Example: The SunTrust Email
Again this scam was an attempt to get you to reveal security information about your credit card and login and password details.
Superficially it looks credible but there are a few tell-tale clues...
From: SunTrust bank <email@example.com>
Date: Sun, 07 Nov 2004 01:16:27 -0100
Subject: Protect your SunTrust Bank account [Sun, 07 Nov 2004 01:18:27 -0100]
Dear SunTrust Bank client,
Recently there have been a large number of identity theft attempts targetting SunTrust customers. In order to safeguard your account we require that you confirm you banking details (credit card information and login/password for online banking, if you have).
This process is mandatory, and if not completed within the nearest time your account or credit card may be subject to temporary suspension.
To securely confirm you SunTrust Bank details please follow the link.
Thank you for your prompt attention to this matter and thank you for using SunTrust Bank
OK, this one looks suspicious right from the start simply on grounds of grammar! What do "for online banking, if you have", "if not completed within the nearest time" and "To securely confirm you SunTrust Bank details" suggest to you? Real banks may make an occasional small mistake but they don't send out mails which are so inaccurate.
Another unusual thing about this email was that it wasn't simple text but was a picture and if you clicked anwhere in the picture, it tried to take you to the target site. This wasn't the one mentioned in the email, incidentally!
As with all these things, one of the biggest clues is that no bank would ever send out an email of this type! If in doubt, contact your bank yourself or use your favourite search engine and search for "suntrust scam". At the time of writing it returns 3,200 results!
What it really did...

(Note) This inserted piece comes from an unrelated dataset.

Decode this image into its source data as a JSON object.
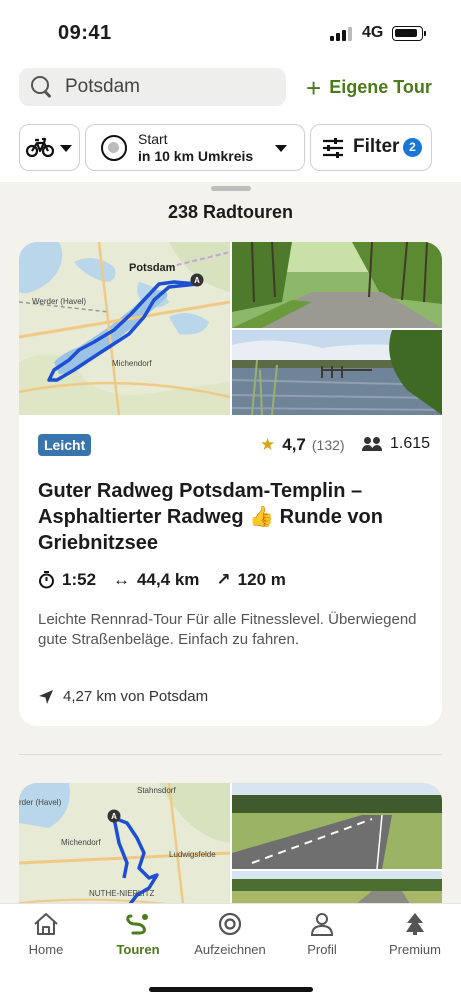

If you did click on the link, or anywhere in the email, it would take you to a perfectly valid looking page. This looks just like a norrmal SunTrust page and all the links and buttons on the page (except fot the login button) will work and go to the real site. The Login button takes your login info and saves it to the scammers server